Rich Coburn

piano and organ

How to see what the composer sees

Most classical musicians spend their time in a very one-sided relationship with the score. The score says something, you do your best to figure out what it means, and you to do it. End of process. This works reasonably well for some very detailed scores like Poulenc and Britten opera (Britten folk songs are a completely different story). But other music, generally with less precise or detailed scores, often demands a degree of interpretation; while the music is great, the page is sometimes really boring. I’m looking at you, Schubert.

In this music, there is a big difference between knowing intellectually that you are allowed to take certain liberties, and knowing confidently that where the boundaries of good taste lie. So how can you confidently find that boundary?

The problem is, as I just said, that our relationship with a score is unidirectional. You don’t get to ask questions, or get any verification that your idea is even close to right. But what if you could reverse the relationship?

What if, like the composer, you could look at the score as an output instead of an input? That is, instead of taking the score and making it sound, you take sound and make it into a score. And what if you could get a glimpse into the composer’s relationship with the score, even as someone who has no inclination to compose?

Would I have written these paragraphs if I weren’t about to offer you that opportunity?

One day last July I was stuck in a practice shed in the woods, and it was raining, and I had no umbrella. Feeling completely uninspired to practice, I decided to improvise until the rain stopped. Luckily, I also decided to record it.

What I ended up with was a fifteen-minute improvisation on Massenet’s Elegie (inspired more by the inventiveness of  Art Tatum than by Massenet). Several months later I decided to transcribe that recording.

You can find both the recording and transcription here. But before you check them out, I want you to consider this. Generally when you’re reading a score, the composer is absent (and likely buried). Because we have no channel of two-way communication, the score is assumed to be correct, and the performance is judged as more or less good partially in terms of how well it could be said to reproduce the literally and figuratively two-dimensional score.

In this case, the performance came first; it is in every way correct (except for a couple wrong notes) regardless of what the score says. It’s the score that should be judged based on its ability to represent the performance.

And I’ll be the first to admit, there are some elements that don’t work very well on paper. The major fail was rhythm. For example, there are tons of times that the hands just aren’t playing together.
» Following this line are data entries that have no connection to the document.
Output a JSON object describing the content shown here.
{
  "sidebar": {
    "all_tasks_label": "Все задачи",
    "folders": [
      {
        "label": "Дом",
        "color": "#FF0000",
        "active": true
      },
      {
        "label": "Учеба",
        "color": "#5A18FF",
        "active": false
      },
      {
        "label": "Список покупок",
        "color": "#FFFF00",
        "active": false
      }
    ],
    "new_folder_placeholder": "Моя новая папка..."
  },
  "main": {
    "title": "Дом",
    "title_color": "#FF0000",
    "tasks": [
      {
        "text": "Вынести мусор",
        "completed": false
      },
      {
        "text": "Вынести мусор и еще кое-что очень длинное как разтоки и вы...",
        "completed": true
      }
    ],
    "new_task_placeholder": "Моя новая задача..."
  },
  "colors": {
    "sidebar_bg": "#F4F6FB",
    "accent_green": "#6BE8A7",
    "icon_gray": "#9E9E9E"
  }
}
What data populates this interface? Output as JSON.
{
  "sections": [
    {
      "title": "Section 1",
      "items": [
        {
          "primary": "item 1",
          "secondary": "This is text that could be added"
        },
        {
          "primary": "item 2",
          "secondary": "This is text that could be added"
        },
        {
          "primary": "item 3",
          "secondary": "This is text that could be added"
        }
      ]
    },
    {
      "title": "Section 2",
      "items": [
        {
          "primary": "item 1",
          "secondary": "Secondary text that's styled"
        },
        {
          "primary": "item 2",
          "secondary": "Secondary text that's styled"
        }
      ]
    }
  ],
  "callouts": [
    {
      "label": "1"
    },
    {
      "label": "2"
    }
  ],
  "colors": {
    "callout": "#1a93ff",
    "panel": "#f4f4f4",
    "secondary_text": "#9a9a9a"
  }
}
Bar 34 (1:45) is a perfect example. The c and c# on the 4th eighth are about an eighth note apart on the recording, but they both come on the and of 2 conceptually. The hands are just performing rubato independently of each other. How do you write that?

And am I really supposed to notate all of the rubato I used? And if I mark the really big stretches—which don’t generally play structurally clarifying roles here as they sometimes do elsewhere—doesn’t it imply that the rest is mostly in time? And isn’t the nature of rubato freedom, implying that someone else could put them in different places anyway?

And don’t get me started about voicing (the relative balance of chords) and micro inflections of phrase.

It was astounding to me to consider the vast amount of information that was lost between recording and score. Then I realized that this much information could be missing from every score of every great master I’ve ever read. Trying to bring life to this score, when I played it myself, was like trying to animate a pale shadow of my original conception of the piece.

The only way to come close to what I originally played (without listening to the recording and copying which is both cheating and boring) is to have a correct understanding of what this score actually represents. That is, it contains most of the fundamental information about the piece (pitches, rhythms, etc.). But almost none of the really interesting information.

And when you look at it, this score is not so much less detailed than the scores of many great composers. How much information beyond pitches and durations is in a Bach Prelude? What about a Schubert song? More for sure, but you can still find whole passages completely devoid of it. Or Tosti? Sure there are many markings, but the contrast between the rhythmic simplicity of the score and complexity of a great performance is obvious. 

So, if you haven’t done so yet, I’d encourage you to listen to the improvisation with the score now. Pay attention to what the score looks like, what you would sing/play if you were presented with the score, and what actually happens.

And I hope this little experiment can encourage you to consider, philosophically and practically, the relationship a composer had with the next score you are studying.

Photography / Photographie:
Brent Calis